** Problem **
Write down each of the records again, exactly and in full.

** Working data **
Segment Open

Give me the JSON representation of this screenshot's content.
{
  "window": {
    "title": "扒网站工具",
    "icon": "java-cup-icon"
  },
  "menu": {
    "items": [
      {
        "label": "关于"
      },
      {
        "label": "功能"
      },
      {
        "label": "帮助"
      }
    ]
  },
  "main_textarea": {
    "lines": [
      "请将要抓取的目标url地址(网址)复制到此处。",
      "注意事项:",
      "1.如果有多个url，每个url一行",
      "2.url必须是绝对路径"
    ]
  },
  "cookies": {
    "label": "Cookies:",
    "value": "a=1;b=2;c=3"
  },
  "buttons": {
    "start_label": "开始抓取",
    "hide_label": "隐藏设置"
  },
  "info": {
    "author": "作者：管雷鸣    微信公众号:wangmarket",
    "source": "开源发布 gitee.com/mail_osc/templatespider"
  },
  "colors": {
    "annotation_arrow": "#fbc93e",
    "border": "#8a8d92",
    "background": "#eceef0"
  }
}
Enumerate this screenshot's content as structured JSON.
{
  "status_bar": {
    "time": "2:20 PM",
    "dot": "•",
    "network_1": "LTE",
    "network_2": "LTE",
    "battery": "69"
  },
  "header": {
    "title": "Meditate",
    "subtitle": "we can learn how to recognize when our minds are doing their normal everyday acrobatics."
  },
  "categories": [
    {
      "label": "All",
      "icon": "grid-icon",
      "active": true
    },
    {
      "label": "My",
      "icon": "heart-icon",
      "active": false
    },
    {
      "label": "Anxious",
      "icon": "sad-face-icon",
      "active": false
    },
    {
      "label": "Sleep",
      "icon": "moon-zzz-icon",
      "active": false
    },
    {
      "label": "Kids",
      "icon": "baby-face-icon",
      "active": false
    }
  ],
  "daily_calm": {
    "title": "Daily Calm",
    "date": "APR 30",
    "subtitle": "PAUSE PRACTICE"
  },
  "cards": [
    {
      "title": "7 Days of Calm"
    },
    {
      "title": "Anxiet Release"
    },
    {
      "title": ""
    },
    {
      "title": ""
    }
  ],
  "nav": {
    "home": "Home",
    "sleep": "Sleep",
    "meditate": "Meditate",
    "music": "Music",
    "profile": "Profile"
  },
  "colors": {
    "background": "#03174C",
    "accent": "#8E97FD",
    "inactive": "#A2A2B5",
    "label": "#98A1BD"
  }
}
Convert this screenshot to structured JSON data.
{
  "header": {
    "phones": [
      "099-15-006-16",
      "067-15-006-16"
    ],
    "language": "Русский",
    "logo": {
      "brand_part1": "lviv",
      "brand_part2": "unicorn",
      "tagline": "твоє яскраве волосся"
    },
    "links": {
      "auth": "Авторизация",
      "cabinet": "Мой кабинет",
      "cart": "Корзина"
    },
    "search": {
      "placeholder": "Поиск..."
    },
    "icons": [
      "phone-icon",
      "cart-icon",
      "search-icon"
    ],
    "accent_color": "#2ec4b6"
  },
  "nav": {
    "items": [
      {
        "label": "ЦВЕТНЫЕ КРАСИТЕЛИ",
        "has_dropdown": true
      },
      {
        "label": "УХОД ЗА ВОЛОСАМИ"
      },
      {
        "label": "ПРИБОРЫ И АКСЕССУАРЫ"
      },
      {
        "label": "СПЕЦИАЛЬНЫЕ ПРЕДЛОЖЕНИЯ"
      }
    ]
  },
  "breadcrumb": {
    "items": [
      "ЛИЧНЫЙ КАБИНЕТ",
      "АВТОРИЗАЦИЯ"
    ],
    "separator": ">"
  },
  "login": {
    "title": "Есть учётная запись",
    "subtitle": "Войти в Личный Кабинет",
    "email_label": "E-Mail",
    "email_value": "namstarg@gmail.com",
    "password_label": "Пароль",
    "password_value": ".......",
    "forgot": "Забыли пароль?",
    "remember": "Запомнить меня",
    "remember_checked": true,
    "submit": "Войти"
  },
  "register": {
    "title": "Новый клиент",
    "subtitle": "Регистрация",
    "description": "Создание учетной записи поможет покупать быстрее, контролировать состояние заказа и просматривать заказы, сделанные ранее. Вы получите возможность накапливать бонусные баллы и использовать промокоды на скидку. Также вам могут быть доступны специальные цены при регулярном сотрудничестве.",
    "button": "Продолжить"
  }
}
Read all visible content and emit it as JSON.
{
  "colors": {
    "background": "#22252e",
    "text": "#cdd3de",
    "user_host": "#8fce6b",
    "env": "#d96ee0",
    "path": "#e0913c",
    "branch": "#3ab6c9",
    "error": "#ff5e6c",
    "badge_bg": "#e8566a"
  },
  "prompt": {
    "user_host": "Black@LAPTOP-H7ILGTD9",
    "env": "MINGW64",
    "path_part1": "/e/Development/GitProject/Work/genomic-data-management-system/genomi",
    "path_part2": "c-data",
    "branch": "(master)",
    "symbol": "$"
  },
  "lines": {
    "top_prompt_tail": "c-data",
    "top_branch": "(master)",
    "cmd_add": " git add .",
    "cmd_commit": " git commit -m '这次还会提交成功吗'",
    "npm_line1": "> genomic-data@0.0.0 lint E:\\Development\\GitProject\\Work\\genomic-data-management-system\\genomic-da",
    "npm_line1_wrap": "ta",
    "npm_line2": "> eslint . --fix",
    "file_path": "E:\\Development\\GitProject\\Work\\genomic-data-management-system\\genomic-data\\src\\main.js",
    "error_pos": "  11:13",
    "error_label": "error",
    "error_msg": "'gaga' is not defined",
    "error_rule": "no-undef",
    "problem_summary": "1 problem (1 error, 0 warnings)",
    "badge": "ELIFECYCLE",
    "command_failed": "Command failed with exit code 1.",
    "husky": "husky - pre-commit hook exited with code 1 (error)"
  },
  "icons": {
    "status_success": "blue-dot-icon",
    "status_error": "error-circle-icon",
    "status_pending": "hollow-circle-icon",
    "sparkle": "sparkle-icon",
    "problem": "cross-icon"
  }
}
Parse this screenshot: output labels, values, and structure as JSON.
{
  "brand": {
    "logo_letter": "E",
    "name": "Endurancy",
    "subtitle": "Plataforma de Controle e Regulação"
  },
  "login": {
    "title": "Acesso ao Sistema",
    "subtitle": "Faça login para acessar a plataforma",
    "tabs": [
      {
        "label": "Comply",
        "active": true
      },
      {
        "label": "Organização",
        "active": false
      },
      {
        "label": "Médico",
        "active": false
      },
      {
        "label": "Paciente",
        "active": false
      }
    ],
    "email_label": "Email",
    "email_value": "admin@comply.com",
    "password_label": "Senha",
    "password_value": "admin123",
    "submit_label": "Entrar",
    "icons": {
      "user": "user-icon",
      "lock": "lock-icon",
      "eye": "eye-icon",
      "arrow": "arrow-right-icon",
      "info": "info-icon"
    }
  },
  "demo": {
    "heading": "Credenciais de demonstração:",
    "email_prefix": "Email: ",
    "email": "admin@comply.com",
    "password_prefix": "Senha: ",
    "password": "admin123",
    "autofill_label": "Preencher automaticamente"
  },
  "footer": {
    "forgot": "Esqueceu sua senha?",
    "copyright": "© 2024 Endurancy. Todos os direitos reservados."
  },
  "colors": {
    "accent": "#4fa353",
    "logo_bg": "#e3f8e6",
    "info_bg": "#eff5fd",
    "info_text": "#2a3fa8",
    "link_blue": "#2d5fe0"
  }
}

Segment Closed

** Expected answer **
Give me the JSON representation of this screenshot's content.
{
  "window": {
    "title": "扒网站工具",
    "icon": "java-cup-icon"
  },
  "menu": {
    "items": [
      {
        "label": "关于"
      },
      {
        "label": "功能"
      },
      {
        "label": "帮助"
      }
    ]
  },
  "main_textarea": {
    "lines": [
      "请将要抓取的目标url地址(网址)复制到此处。",
      "注意事项:",
      "1.如果有多个url，每个url一行",
      "2.url必须是绝对路径"
    ]
  },
  "cookies": {
    "label": "Cookies:",
    "value": "a=1;b=2;c=3"
  },
  "buttons": {
    "start_label": "开始抓取",
    "hide_label": "隐藏设置"
  },
  "info": {
    "author": "作者：管雷鸣    微信公众号:wangmarket",
    "source": "开源发布 gitee.com/mail_osc/templatespider"
  },
  "colors": {
    "annotation_arrow": "#fbc93e",
    "border": "#8a8d92",
    "background": "#eceef0"
  }
}
Enumerate this screenshot's content as structured JSON.
{
  "status_bar": {
    "time": "2:20 PM",
    "dot": "•",
    "network_1": "LTE",
    "network_2": "LTE",
    "battery": "69"
  },
  "header": {
    "title": "Meditate",
    "subtitle": "we can learn how to recognize when our minds are doing their normal everyday acrobatics."
  },
  "categories": [
    {
      "label": "All",
      "icon": "grid-icon",
      "active": true
    },
    {
      "label": "My",
      "icon": "heart-icon",
      "active": false
    },
    {
      "label": "Anxious",
      "icon": "sad-face-icon",
      "active": false
    },
    {
      "label": "Sleep",
      "icon": "moon-zzz-icon",
      "active": false
    },
    {
      "label": "Kids",
      "icon": "baby-face-icon",
      "active": false
    }
  ],
  "daily_calm": {
    "title": "Daily Calm",
    "date": "APR 30",
    "subtitle": "PAUSE PRACTICE"
  },
  "cards": [
    {
      "title": "7 Days of Calm"
    },
    {
      "title": "Anxiet Release"
    },
    {
      "title": ""
    },
    {
      "title": ""
    }
  ],
  "nav": {
    "home": "Home",
    "sleep": "Sleep",
    "meditate": "Meditate",
    "music": "Music",
    "profile": "Profile"
  },
  "colors": {
    "background": "#03174C",
    "accent": "#8E97FD",
    "inactive": "#A2A2B5",
    "label": "#98A1BD"
  }
}
Convert this screenshot to structured JSON data.
{
  "header": {
    "phones": [
      "099-15-006-16",
      "067-15-006-16"
    ],
    "language": "Русский",
    "logo": {
      "brand_part1": "lviv",
      "brand_part2": "unicorn",
      "tagline": "твоє яскраве волосся"
    },
    "links": {
      "auth": "Авторизация",
      "cabinet": "Мой кабинет",
      "cart": "Корзина"
    },
    "search": {
      "placeholder": "Поиск..."
    },
    "icons": [
      "phone-icon",
      "cart-icon",
      "search-icon"
    ],
    "accent_color": "#2ec4b6"
  },
  "nav": {
    "items": [
      {
        "label": "ЦВЕТНЫЕ КРАСИТЕЛИ",
        "has_dropdown": true
      },
      {
        "label": "УХОД ЗА ВОЛОСАМИ"
      },
      {
        "label": "ПРИБОРЫ И АКСЕССУАРЫ"
      },
      {
        "label": "СПЕЦИАЛЬНЫЕ ПРЕДЛОЖЕНИЯ"
      }
    ]
  },
  "breadcrumb": {
    "items": [
      "ЛИЧНЫЙ КАБИНЕТ",
      "АВТОРИЗАЦИЯ"
    ],
    "separator": ">"
  },
  "login": {
    "title": "Есть учётная запись",
    "subtitle": "Войти в Личный Кабинет",
    "email_label": "E-Mail",
    "email_value": "namstarg@gmail.com",
    "password_label": "Пароль",
    "password_value": ".......",
    "forgot": "Забыли пароль?",
    "remember": "Запомнить меня",
    "remember_checked": true,
    "submit": "Войти"
  },
  "register": {
    "title": "Новый клиент",
    "subtitle": "Регистрация",
    "description": "Создание учетной записи поможет покупать быстрее, контролировать состояние заказа и просматривать заказы, сделанные ранее. Вы получите возможность накапливать бонусные баллы и использовать промокоды на скидку. Также вам могут быть доступны специальные цены при регулярном сотрудничестве.",
    "button": "Продолжить"
  }
}
Read all visible content and emit it as JSON.
{
  "colors": {
    "background": "#22252e",
    "text": "#cdd3de",
    "user_host": "#8fce6b",
    "env": "#d96ee0",
    "path": "#e0913c",
    "branch": "#3ab6c9",
    "error": "#ff5e6c",
    "badge_bg": "#e8566a"
  },
  "prompt": {
    "user_host": "Black@LAPTOP-H7ILGTD9",
    "env": "MINGW64",
    "path_part1": "/e/Development/GitProject/Work/genomic-data-management-system/genomi",
    "path_part2": "c-data",
    "branch": "(master)",
    "symbol": "$"
  },
  "lines": {
    "top_prompt_tail": "c-data",
    "top_branch": "(master)",
    "cmd_add": " git add .",
    "cmd_commit": " git commit -m '这次还会提交成功吗'",
    "npm_line1": "> genomic-data@0.0.0 lint E:\\Development\\GitProject\\Work\\genomic-data-management-system\\genomic-da",
    "npm_line1_wrap": "ta",
    "npm_line2": "> eslint . --fix",
    "file_path": "E:\\Development\\GitProject\\Work\\genomic-data-management-system\\genomic-data\\src\\main.js",
    "error_pos": "  11:13",
    "error_label": "error",
    "error_msg": "'gaga' is not defined",
    "error_rule": "no-undef",
    "problem_summary": "1 problem (1 error, 0 warnings)",
    "badge": "ELIFECYCLE",
    "command_failed": "Command failed with exit code 1.",
    "husky": "husky - pre-commit hook exited with code 1 (error)"
  },
  "icons": {
    "status_success": "blue-dot-icon",
    "status_error": "error-circle-icon",
    "status_pending": "hollow-circle-icon",
    "sparkle": "sparkle-icon",
    "problem": "cross-icon"
  }
}
Parse this screenshot: output labels, values, and structure as JSON.
{
  "brand": {
    "logo_letter": "E",
    "name": "Endurancy",
    "subtitle": "Plataforma de Controle e Regulação"
  },
  "login": {
    "title": "Acesso ao Sistema",
    "subtitle": "Faça login para acessar a plataforma",
    "tabs": [
      {
        "label": "Comply",
        "active": true
      },
      {
        "label": "Organização",
        "active": false
      },
      {
        "label": "Médico",
        "active": false
      },
      {
        "label": "Paciente",
        "active": false
      }
    ],
    "email_label": "Email",
    "email_value": "admin@comply.com",
    "password_label": "Senha",
    "password_value": "admin123",
    "submit_label": "Entrar",
    "icons": {
      "user": "user-icon",
      "lock": "lock-icon",
      "eye": "eye-icon",
      "arrow": "arrow-right-icon",
      "info": "info-icon"
    }
  },
  "demo": {
    "heading": "Credenciais de demonstração:",
    "email_prefix": "Email: ",
    "email": "admin@comply.com",
    "password_prefix": "Senha: ",
    "password": "admin123",
    "autofill_label": "Preencher automaticamente"
  },
  "footer": {
    "forgot": "Esqueceu sua senha?",
    "copyright": "© 2024 Endurancy. Todos os direitos reservados."
  },
  "colors": {
    "accent": "#4fa353",
    "logo_bg": "#e3f8e6",
    "info_bg": "#eff5fd",
    "info_text": "#2a3fa8",
    "link_blue": "#2d5fe0"
  }
}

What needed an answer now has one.